The social class from which most monks were drawn meant that there were strong ties between the
, those who prayed, and the
, those who fought: monks had fathers, brothers, cousins, friends and patrons as knights. Monastic writers were only too pleased to honour these in their accounts of military actions that are described in monastic chronicles. Monastic communities could also be politically motivated: Wendover, in accord with most of his fraternity, was anti King John. Nor was conflict alien to the cloister: monks were engaged in their own spiritual battle against the forces of evil. Many monks, including Wendover, commonly describe a company of troops as
, a term used at the monastery of St Maurice, for example, to denote the groups of monks in their shifts of round-the-clock worship in the choir of their church, which one commentator has called a ‘powerful ritual weapon’.
H. E. J. Cowdrey, when discussing the
militia sancti Petri

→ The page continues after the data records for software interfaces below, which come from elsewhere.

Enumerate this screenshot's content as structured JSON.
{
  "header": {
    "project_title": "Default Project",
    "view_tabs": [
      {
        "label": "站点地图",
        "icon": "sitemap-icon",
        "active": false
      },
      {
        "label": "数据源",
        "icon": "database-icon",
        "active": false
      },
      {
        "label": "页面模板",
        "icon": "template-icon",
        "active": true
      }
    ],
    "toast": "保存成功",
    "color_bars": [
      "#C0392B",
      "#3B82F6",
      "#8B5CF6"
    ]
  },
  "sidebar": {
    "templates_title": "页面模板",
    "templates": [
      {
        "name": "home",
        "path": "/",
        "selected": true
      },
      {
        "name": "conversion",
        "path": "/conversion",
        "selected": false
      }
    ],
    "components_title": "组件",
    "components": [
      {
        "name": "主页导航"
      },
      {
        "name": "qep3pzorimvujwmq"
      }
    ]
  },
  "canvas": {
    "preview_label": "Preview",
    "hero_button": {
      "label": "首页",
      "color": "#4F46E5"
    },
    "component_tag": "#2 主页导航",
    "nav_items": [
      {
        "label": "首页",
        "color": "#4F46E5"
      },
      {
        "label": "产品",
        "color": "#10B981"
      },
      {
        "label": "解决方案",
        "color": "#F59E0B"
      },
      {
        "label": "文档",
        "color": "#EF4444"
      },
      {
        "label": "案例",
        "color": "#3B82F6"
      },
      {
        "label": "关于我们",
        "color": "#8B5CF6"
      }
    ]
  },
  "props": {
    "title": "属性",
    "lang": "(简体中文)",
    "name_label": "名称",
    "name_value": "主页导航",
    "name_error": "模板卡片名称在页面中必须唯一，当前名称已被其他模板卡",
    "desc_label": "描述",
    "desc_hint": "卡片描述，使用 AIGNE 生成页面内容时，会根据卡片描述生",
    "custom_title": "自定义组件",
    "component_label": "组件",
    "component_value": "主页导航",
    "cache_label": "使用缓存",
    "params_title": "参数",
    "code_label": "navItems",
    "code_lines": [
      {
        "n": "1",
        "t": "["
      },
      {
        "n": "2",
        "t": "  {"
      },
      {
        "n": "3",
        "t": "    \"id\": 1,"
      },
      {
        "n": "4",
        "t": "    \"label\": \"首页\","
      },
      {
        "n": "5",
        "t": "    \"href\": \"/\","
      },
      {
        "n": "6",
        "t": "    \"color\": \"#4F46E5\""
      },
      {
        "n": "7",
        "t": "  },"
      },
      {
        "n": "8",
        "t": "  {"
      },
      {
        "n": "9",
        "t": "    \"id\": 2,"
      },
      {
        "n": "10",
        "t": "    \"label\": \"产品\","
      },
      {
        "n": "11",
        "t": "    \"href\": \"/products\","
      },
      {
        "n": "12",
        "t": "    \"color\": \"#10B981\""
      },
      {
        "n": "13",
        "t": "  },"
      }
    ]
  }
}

, ponders whether
should be translated as ‘army’ or ‘knighthood’ on one hand, or ‘service’ or ‘obedience’ on the other.
The practical need of the recourse to war was recognised by Abbot Marcward of Fulda: ‘Not that it is proper that monks should inhabit anything but monasteries or fight battles other than spiritual ones; but the evil in the world cannot be defeated except by resistance.’
Monk and knight are most famously conflated in the Military Orders of the Hospitallers and Templars, the latter’s formation being aided by St Bernard of Clairvaux.
Thus, among the various sources utilised in this study, the chief vernacular ones –
The History of William Marshal
and the Anonymous of Béthune – are fully complemented by the chief Latin ones – Roger of Wendover and William the Breton. All make an important contribution to our understanding of warfare in the Middle Ages.
Historians of medieval warfare have experienced many obstacles in pursuit of their subject. For a long time the unfashionable study of this subject has been dominated by retired generals and other ex-soldiers. However, the subject has spawned an academic history of its own, progressing from a limited understanding by generalists to exhaustive study by specialists. In the English-speaking world, Charles Oman’s
The Art of War in the Middle Ages
held sway for much of the twentieth century;
fortunately, the truly appalling first edition of 1885 was rewritten for a greatly expanded and improved third edition in 1924 which, although now dated and misleading in places, remains in print as a serviceable and useful detailed study. From Oman stems the still readily accepted view that infantry declined as a battlefield force after Hastings until its revival in the early fourteenth century, when longbows, it is argued, ushered in the age of English victories epitomised by Crécy in 1346. Hans Delbrück, writing contemporaneously with Oman (and like him a non-medievalist), is more error-ridden. Although he was right to draw attention to the size of medieval armies, arguing that they were much smaller than was originally thought, he helped to perpetuate the myths of medieval warfare that became entrenched in the thinking of military historians: battles were all-important; they were fought almost exclusively by knights; battles usually occurred when one force inadvertently stumbled upon an opposing one; the ensuing
was a confused series of individual combats fought by gung-ho knights seeking glory and renown; there were no tactical units; infantry was peripheral and became effective only with archery in the 1340s; knights felt that their honour would be sullied to fight on foot; they charged headlong into the enemy at first sight; leadership was poor; there was no discipline; tactics were rudimentary and strategy non-existent.
This caricature has been resoundingly disproven on all fronts by two decades of revisionism at the end of the twentieth century.